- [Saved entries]

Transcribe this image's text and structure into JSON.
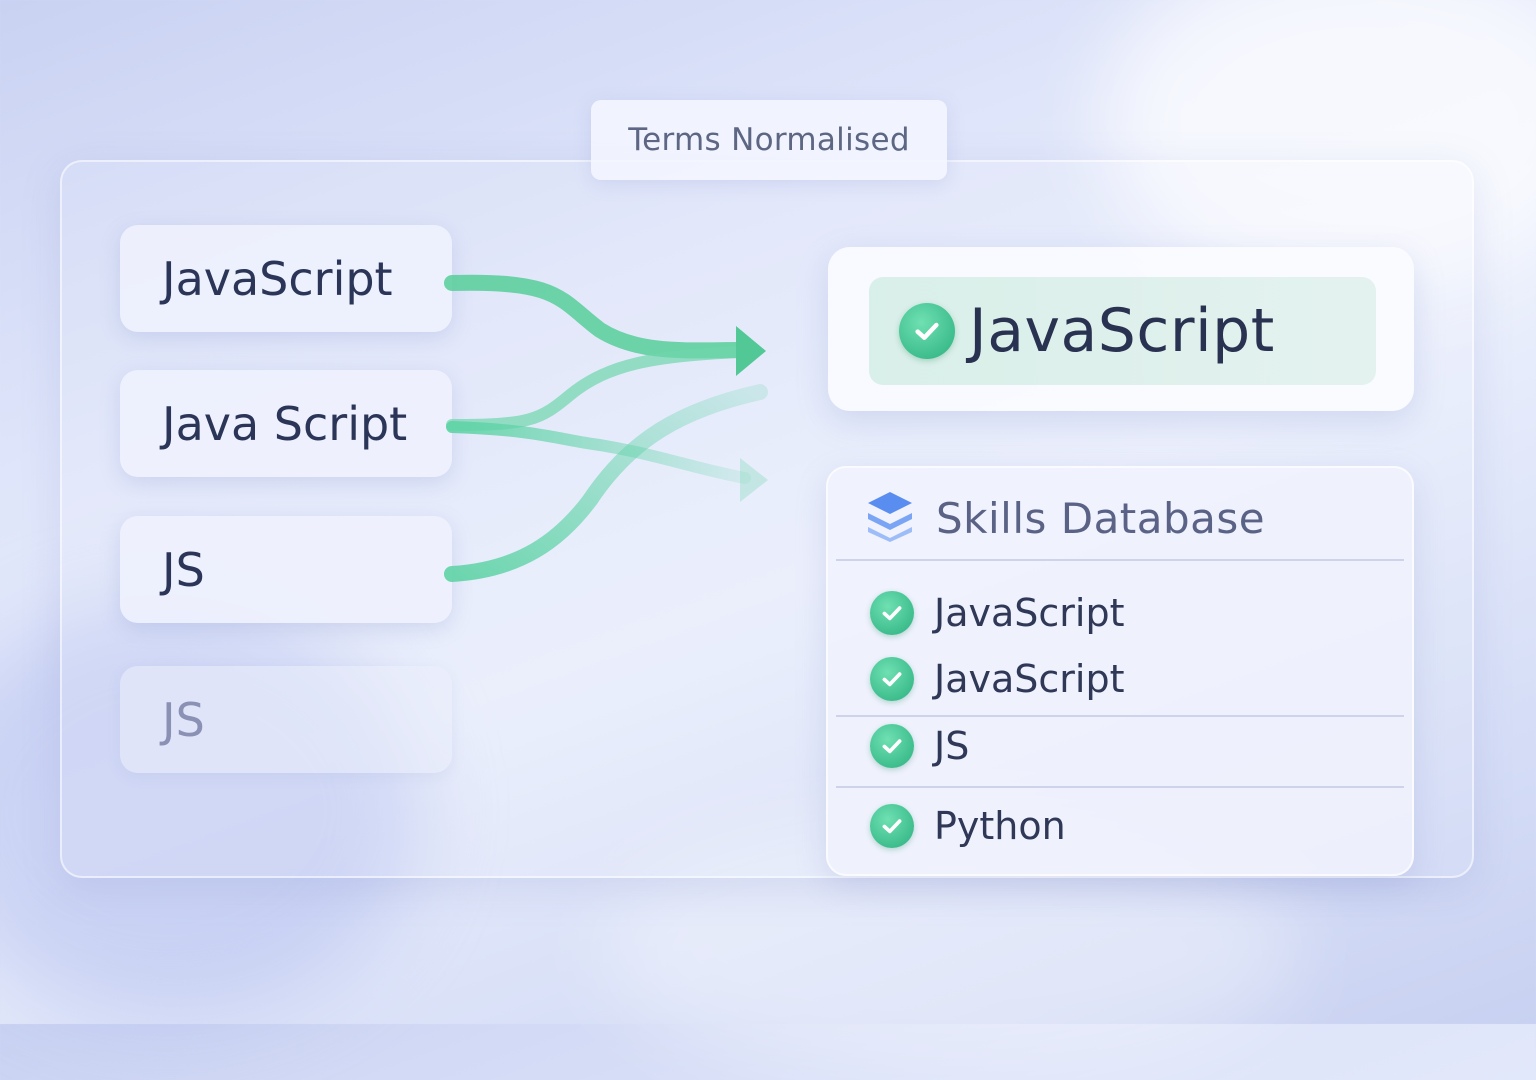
{
  "header": {
    "label": "Terms Normalised"
  },
  "input_terms": [
    {
      "label": "JavaScript"
    },
    {
      "label": "Java Script"
    },
    {
      "label": "JS"
    },
    {
      "label": "JS"
    }
  ],
  "result": {
    "label": "JavaScript"
  },
  "database": {
    "title": "Skills Database",
    "items": [
      {
        "label": "JavaScript"
      },
      {
        "label": "JavaScript"
      },
      {
        "label": "JS"
      },
      {
        "label": "Python"
      }
    ]
  },
  "colors": {
    "accent_green": "#3fbe8e",
    "text_dark": "#2b3557",
    "db_icon_blue": "#5b8ef0"
  },
  "icons": {
    "check": "check-circle-icon",
    "database": "layers-stack-icon",
    "arrow": "arrow-right-icon"
  }
}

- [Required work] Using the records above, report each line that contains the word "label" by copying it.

- [Solution to this task]
    "label": "Terms Normalised"
      "label": "JavaScript"
      "label": "Java Script"
      "label": "JS"
      "label": "JS"
    "label": "JavaScript"
        "label": "JavaScript"
        "label": "JavaScript"
        "label": "JS"
        "label": "Python"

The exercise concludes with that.